== Task directions ==
Leave out the images; return the rest of the data exactly.

== Data to examine ==
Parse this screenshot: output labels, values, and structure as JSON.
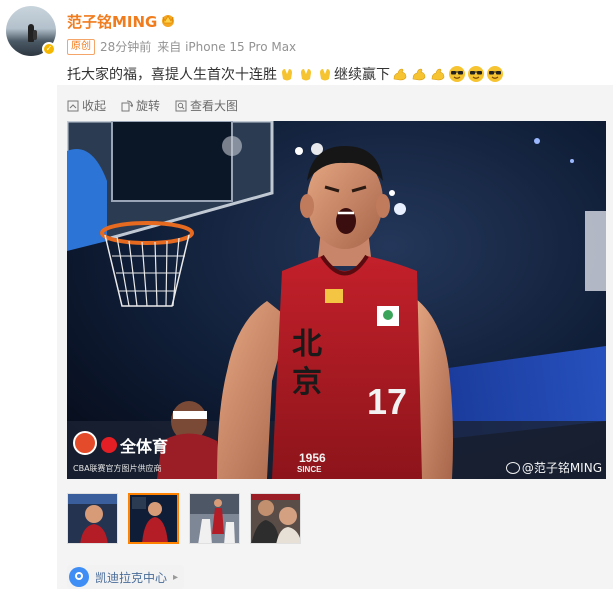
{
  "post": {
    "author": "范子铭MING",
    "original_tag": "原创",
    "time": "28分钟前",
    "source": "来自 iPhone 15 Pro Max",
    "text_part1": "托大家的福，喜提人生首次十连胜",
    "text_part2": "继续赢下",
    "emojis": [
      "hands-icon",
      "flexed-biceps-icon",
      "cool-face-icon"
    ]
  },
  "toolbar": {
    "collapse_label": "收起",
    "rotate_label": "旋转",
    "view_large_label": "查看大图"
  },
  "photo": {
    "jersey_text": "北京",
    "jersey_number": "17",
    "jersey_year": "1956",
    "jersey_since": "SINCE",
    "watermark_brand": "全体育",
    "watermark_caption": "CBA联赛官方图片供应商",
    "watermark_user": "@范子铭MING"
  },
  "thumbnails": {
    "count": 4,
    "active_index": 1
  },
  "location": {
    "name": "凯迪拉克中心"
  },
  "colors": {
    "username": "#f07c1e",
    "link": "#4a6d99",
    "active_border": "#ff8200"
  }
}
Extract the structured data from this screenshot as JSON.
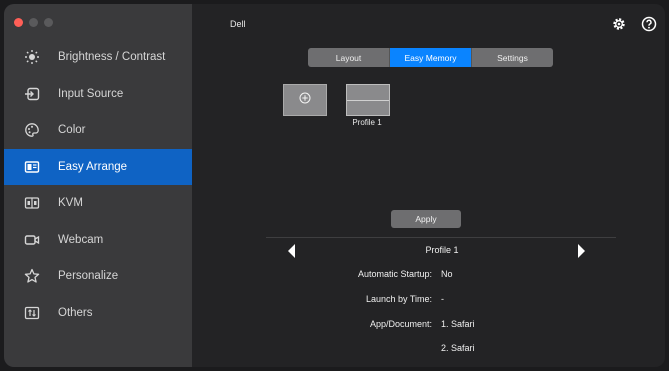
{
  "app": {
    "brand": "Dell"
  },
  "sidebar": {
    "items": [
      {
        "label": "Brightness / Contrast",
        "icon": "brightness-icon",
        "active": false
      },
      {
        "label": "Input Source",
        "icon": "input-source-icon",
        "active": false
      },
      {
        "label": "Color",
        "icon": "color-palette-icon",
        "active": false
      },
      {
        "label": "Easy Arrange",
        "icon": "easy-arrange-icon",
        "active": true
      },
      {
        "label": "KVM",
        "icon": "kvm-icon",
        "active": false
      },
      {
        "label": "Webcam",
        "icon": "webcam-icon",
        "active": false
      },
      {
        "label": "Personalize",
        "icon": "star-icon",
        "active": false
      },
      {
        "label": "Others",
        "icon": "others-icon",
        "active": false
      }
    ]
  },
  "tabs": [
    {
      "label": "Layout",
      "active": false
    },
    {
      "label": "Easy Memory",
      "active": true
    },
    {
      "label": "Settings",
      "active": false
    }
  ],
  "profiles": {
    "add_icon": "plus-circle-icon",
    "items": [
      {
        "label": "Profile 1"
      }
    ]
  },
  "apply_label": "Apply",
  "detail": {
    "profile_name": "Profile 1",
    "rows": [
      {
        "key": "Automatic Startup:",
        "value": "No"
      },
      {
        "key": "Launch by Time:",
        "value": "-"
      },
      {
        "key": "App/Document:",
        "value": "1. Safari"
      },
      {
        "key": "",
        "value": "2. Safari"
      }
    ]
  },
  "colors": {
    "accent": "#0f63c4",
    "tab_active": "#0a84ff",
    "sidebar_bg": "#3a3a3c",
    "main_bg": "#232325"
  }
}
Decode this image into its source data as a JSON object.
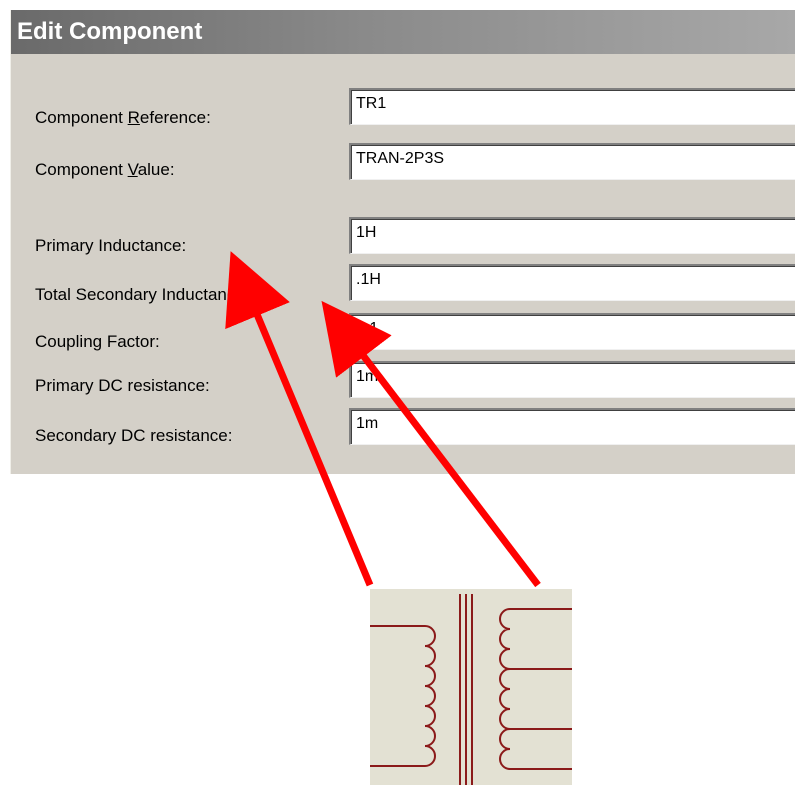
{
  "dialog": {
    "title": "Edit Component",
    "fields": [
      {
        "label_pre": "Component ",
        "label_ul": "R",
        "label_post": "eference:",
        "value": "TR1"
      },
      {
        "label_pre": "Component ",
        "label_ul": "V",
        "label_post": "alue:",
        "value": "TRAN-2P3S"
      },
      {
        "label_pre": "Primary Inductance:",
        "label_ul": "",
        "label_post": "",
        "value": "1H"
      },
      {
        "label_pre": "Total Secondary Inductance:",
        "label_ul": "",
        "label_post": "",
        "value": ".1H"
      },
      {
        "label_pre": "Coupling Factor:",
        "label_ul": "",
        "label_post": "",
        "value": "0.1"
      },
      {
        "label_pre": "Primary DC resistance:",
        "label_ul": "",
        "label_post": "",
        "value": "1m"
      },
      {
        "label_pre": "Secondary DC resistance:",
        "label_ul": "",
        "label_post": "",
        "value": "1m"
      }
    ]
  },
  "colors": {
    "arrow": "#ff0000",
    "winding": "#8b1a1a",
    "dialog_bg": "#d4d0c8",
    "symbol_bg": "#e3e1d3"
  },
  "symbol": {
    "icon": "transformer-icon"
  }
}
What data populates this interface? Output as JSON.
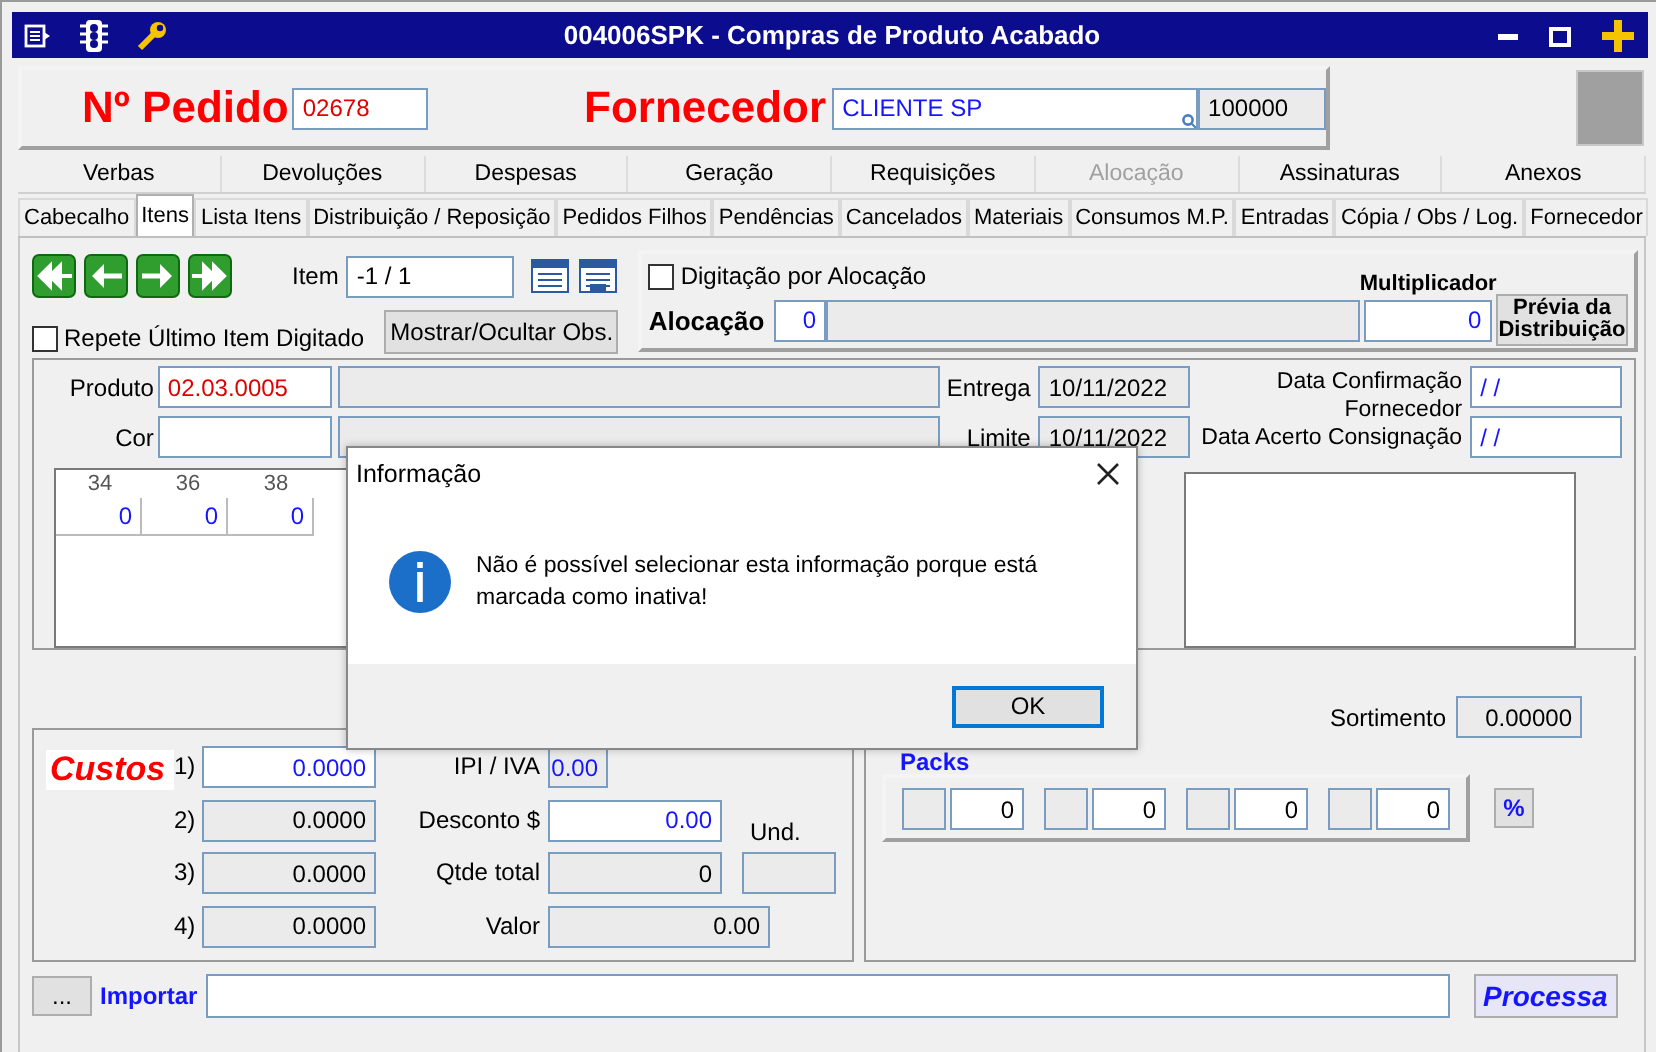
{
  "window": {
    "title": "004006SPK - Compras de Produto Acabado"
  },
  "header": {
    "order_label": "Nº Pedido",
    "order_number": "02678",
    "supplier_label": "Fornecedor",
    "supplier_name": "CLIENTE SP",
    "supplier_code": "100000"
  },
  "tabs_top": [
    {
      "label": "Verbas",
      "disabled": false
    },
    {
      "label": "Devoluções",
      "disabled": false
    },
    {
      "label": "Despesas",
      "disabled": false
    },
    {
      "label": "Geração",
      "disabled": false
    },
    {
      "label": "Requisições",
      "disabled": false
    },
    {
      "label": "Alocação",
      "disabled": true
    },
    {
      "label": "Assinaturas",
      "disabled": false
    },
    {
      "label": "Anexos",
      "disabled": false
    }
  ],
  "tabs": [
    {
      "label": "Cabecalho",
      "selected": false
    },
    {
      "label": "Itens",
      "selected": true
    },
    {
      "label": "Lista Itens",
      "selected": false
    },
    {
      "label": "Distribuição / Reposição",
      "selected": false
    },
    {
      "label": "Pedidos Filhos",
      "selected": false
    },
    {
      "label": "Pendências",
      "selected": false
    },
    {
      "label": "Cancelados",
      "selected": false
    },
    {
      "label": "Materiais",
      "selected": false
    },
    {
      "label": "Consumos M.P.",
      "selected": false
    },
    {
      "label": "Entradas",
      "selected": false
    },
    {
      "label": "Cópia / Obs / Log.",
      "selected": false
    },
    {
      "label": "Fornecedor",
      "selected": false
    }
  ],
  "item_nav": {
    "item_label": "Item",
    "item_value": "-1 / 1",
    "repeat_label": "Repete Último Item Digitado",
    "repeat_checked": false,
    "toggle_obs_button": "Mostrar/Ocultar Obs."
  },
  "allocation": {
    "typing_label": "Digitação por Alocação",
    "typing_checked": false,
    "multiplier_label": "Multiplicador",
    "allocation_label": "Alocação",
    "allocation_value": "0",
    "multiplier_value": "0",
    "preview_button": "Prévia da Distribuição"
  },
  "product": {
    "product_label": "Produto",
    "product_code": "02.03.0005",
    "color_label": "Cor",
    "delivery_label": "Entrega",
    "delivery_date": "10/11/2022",
    "limit_label": "Limite",
    "limit_date": "10/11/2022",
    "confirm_label": "Data Confirmação Fornecedor",
    "confirm_value": "/ /",
    "consign_label": "Data Acerto Consignação",
    "consign_value": "/ /"
  },
  "size_grid": {
    "columns": [
      {
        "size": "34",
        "qty": "0"
      },
      {
        "size": "36",
        "qty": "0"
      },
      {
        "size": "38",
        "qty": "0"
      }
    ]
  },
  "costs": {
    "title": "Custos",
    "rows": [
      {
        "label": "1)",
        "value": "0.0000",
        "editable": true
      },
      {
        "label": "2)",
        "value": "0.0000",
        "editable": false
      },
      {
        "label": "3)",
        "value": "0.0000",
        "editable": false
      },
      {
        "label": "4)",
        "value": "0.0000",
        "editable": false
      }
    ],
    "ipi_label": "IPI / IVA",
    "ipi_value": "0.00",
    "discount_label": "Desconto $",
    "discount_value": "0.00",
    "qty_label": "Qtde total",
    "qty_value": "0",
    "value_label": "Valor",
    "value_value": "0.00",
    "unit_label": "Und."
  },
  "packs": {
    "assortment_label": "Sortimento",
    "assortment_value": "0.00000",
    "title": "Packs",
    "items": [
      "0",
      "0",
      "0",
      "0"
    ],
    "percent_button": "%"
  },
  "import": {
    "more_button": "...",
    "label": "Importar",
    "process_button": "Processa"
  },
  "dialog": {
    "title": "Informação",
    "message": "Não é possível selecionar esta informação porque está marcada como inativa!",
    "ok_button": "OK"
  }
}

== Solution for this problem ==
Parse this screenshot: output labels, values, and structure as JSON.
{
  "post": {
    "author": "范子铭MING",
    "original_tag": "原创",
    "time": "28分钟前",
    "source": "来自 iPhone 15 Pro Max",
    "text_part1": "托大家的福，喜提人生首次十连胜",
    "text_part2": "继续赢下",
    "emojis": [
      "hands-icon",
      "flexed-biceps-icon",
      "cool-face-icon"
    ]
  },
  "toolbar": {
    "collapse_label": "收起",
    "rotate_label": "旋转",
    "view_large_label": "查看大图"
  },
  "photo": {
    "jersey_text": "北京",
    "jersey_number": "17",
    "jersey_year": "1956",
    "jersey_since": "SINCE",
    "watermark_brand": "全体育",
    "watermark_caption": "CBA联赛官方图片供应商",
    "watermark_user": "@范子铭MING"
  },
  "thumbnails": {
    "count": 4,
    "active_index": 1
  },
  "location": {
    "name": "凯迪拉克中心"
  },
  "colors": {
    "username": "#f07c1e",
    "link": "#4a6d99",
    "active_border": "#ff8200"
  }
}
Extract the structured data from this screenshot as JSON.
{
  "app": {
    "brand": "Dell"
  },
  "sidebar": {
    "items": [
      {
        "label": "Brightness / Contrast",
        "icon": "brightness-icon",
        "active": false
      },
      {
        "label": "Input Source",
        "icon": "input-source-icon",
        "active": false
      },
      {
        "label": "Color",
        "icon": "color-palette-icon",
        "active": false
      },
      {
        "label": "Easy Arrange",
        "icon": "easy-arrange-icon",
        "active": true
      },
      {
        "label": "KVM",
        "icon": "kvm-icon",
        "active": false
      },
      {
        "label": "Webcam",
        "icon": "webcam-icon",
        "active": false
      },
      {
        "label": "Personalize",
        "icon": "star-icon",
        "active": false
      },
      {
        "label": "Others",
        "icon": "others-icon",
        "active": false
      }
    ]
  },
  "tabs": [
    {
      "label": "Layout",
      "active": false
    },
    {
      "label": "Easy Memory",
      "active": true
    },
    {
      "label": "Settings",
      "active": false
    }
  ],
  "profiles": {
    "add_icon": "plus-circle-icon",
    "items": [
      {
        "label": "Profile 1"
      }
    ]
  },
  "apply_label": "Apply",
  "detail": {
    "profile_name": "Profile 1",
    "rows": [
      {
        "key": "Automatic Startup:",
        "value": "No"
      },
      {
        "key": "Launch by Time:",
        "value": "-"
      },
      {
        "key": "App/Document:",
        "value": "1. Safari"
      },
      {
        "key": "",
        "value": "2. Safari"
      }
    ]
  },
  "colors": {
    "accent": "#0f63c4",
    "tab_active": "#0a84ff",
    "sidebar_bg": "#3a3a3c",
    "main_bg": "#232325"
  }
}
Decode this image into its source data as a JSON object.
{
  "dialog": {
    "title": "Edit Component",
    "fields": [
      {
        "label_pre": "Component ",
        "label_ul": "R",
        "label_post": "eference:",
        "value": "TR1"
      },
      {
        "label_pre": "Component ",
        "label_ul": "V",
        "label_post": "alue:",
        "value": "TRAN-2P3S"
      },
      {
        "label_pre": "Primary Inductance:",
        "label_ul": "",
        "label_post": "",
        "value": "1H"
      },
      {
        "label_pre": "Total Secondary Inductance:",
        "label_ul": "",
        "label_post": "",
        "value": ".1H"
      },
      {
        "label_pre": "Coupling Factor:",
        "label_ul": "",
        "label_post": "",
        "value": "0.1"
      },
      {
        "label_pre": "Primary DC resistance:",
        "label_ul": "",
        "label_post": "",
        "value": "1m"
      },
      {
        "label_pre": "Secondary DC resistance:",
        "label_ul": "",
        "label_post": "",
        "value": "1m"
      }
    ]
  },
  "colors": {
    "arrow": "#ff0000",
    "winding": "#8b1a1a",
    "dialog_bg": "#d4d0c8",
    "symbol_bg": "#e3e1d3"
  },
  "symbol": {
    "icon": "transformer-icon"
  }
}
What data populates this interface? Output as JSON.
{
  "window": {
    "title": "004006SPK - Compras de Produto Acabado"
  },
  "header": {
    "order_label": "Nº Pedido",
    "order_number": "02678",
    "supplier_label": "Fornecedor",
    "supplier_name": "CLIENTE SP",
    "supplier_code": "100000"
  },
  "tabs_top": [
    {
      "label": "Verbas",
      "disabled": false
    },
    {
      "label": "Devoluções",
      "disabled": false
    },
    {
      "label": "Despesas",
      "disabled": false
    },
    {
      "label": "Geração",
      "disabled": false
    },
    {
      "label": "Requisições",
      "disabled": false
    },
    {
      "label": "Alocação",
      "disabled": true
    },
    {
      "label": "Assinaturas",
      "disabled": false
    },
    {
      "label": "Anexos",
      "disabled": false
    }
  ],
  "tabs": [
    {
      "label": "Cabecalho",
      "selected": false
    },
    {
      "label": "Itens",
      "selected": true
    },
    {
      "label": "Lista Itens",
      "selected": false
    },
    {
      "label": "Distribuição / Reposição",
      "selected": false
    },
    {
      "label": "Pedidos Filhos",
      "selected": false
    },
    {
      "label": "Pendências",
      "selected": false
    },
    {
      "label": "Cancelados",
      "selected": false
    },
    {
      "label": "Materiais",
      "selected": false
    },
    {
      "label": "Consumos M.P.",
      "selected": false
    },
    {
      "label": "Entradas",
      "selected": false
    },
    {
      "label": "Cópia / Obs / Log.",
      "selected": false
    },
    {
      "label": "Fornecedor",
      "selected": false
    }
  ],
  "item_nav": {
    "item_label": "Item",
    "item_value": "-1 / 1",
    "repeat_label": "Repete Último Item Digitado",
    "repeat_checked": false,
    "toggle_obs_button": "Mostrar/Ocultar Obs."
  },
  "allocation": {
    "typing_label": "Digitação por Alocação",
    "typing_checked": false,
    "multiplier_label": "Multiplicador",
    "allocation_label": "Alocação",
    "allocation_value": "0",
    "multiplier_value": "0",
    "preview_button": "Prévia da Distribuição"
  },
  "product": {
    "product_label": "Produto",
    "product_code": "02.03.0005",
    "color_label": "Cor",
    "delivery_label": "Entrega",
    "delivery_date": "10/11/2022",
    "limit_label": "Limite",
    "limit_date": "10/11/2022",
    "confirm_label": "Data Confirmação Fornecedor",
    "confirm_value": "/ /",
    "consign_label": "Data Acerto Consignação",
    "consign_value": "/ /"
  },
  "size_grid": {
    "columns": [
      {
        "size": "34",
        "qty": "0"
      },
      {
        "size": "36",
        "qty": "0"
      },
      {
        "size": "38",
        "qty": "0"
      }
    ]
  },
  "costs": {
    "title": "Custos",
    "rows": [
      {
        "label": "1)",
        "value": "0.0000",
        "editable": true
      },
      {
        "label": "2)",
        "value": "0.0000",
        "editable": false
      },
      {
        "label": "3)",
        "value": "0.0000",
        "editable": false
      },
      {
        "label": "4)",
        "value": "0.0000",
        "editable": false
      }
    ],
    "ipi_label": "IPI / IVA",
    "ipi_value": "0.00",
    "discount_label": "Desconto $",
    "discount_value": "0.00",
    "qty_label": "Qtde total",
    "qty_value": "0",
    "value_label": "Valor",
    "value_value": "0.00",
    "unit_label": "Und."
  },
  "packs": {
    "assortment_label": "Sortimento",
    "assortment_value": "0.00000",
    "title": "Packs",
    "items": [
      "0",
      "0",
      "0",
      "0"
    ],
    "percent_button": "%"
  },
  "import": {
    "more_button": "...",
    "label": "Importar",
    "process_button": "Processa"
  },
  "dialog": {
    "title": "Informação",
    "message": "Não é possível selecionar esta informação porque está marcada como inativa!",
    "ok_button": "OK"
  }
}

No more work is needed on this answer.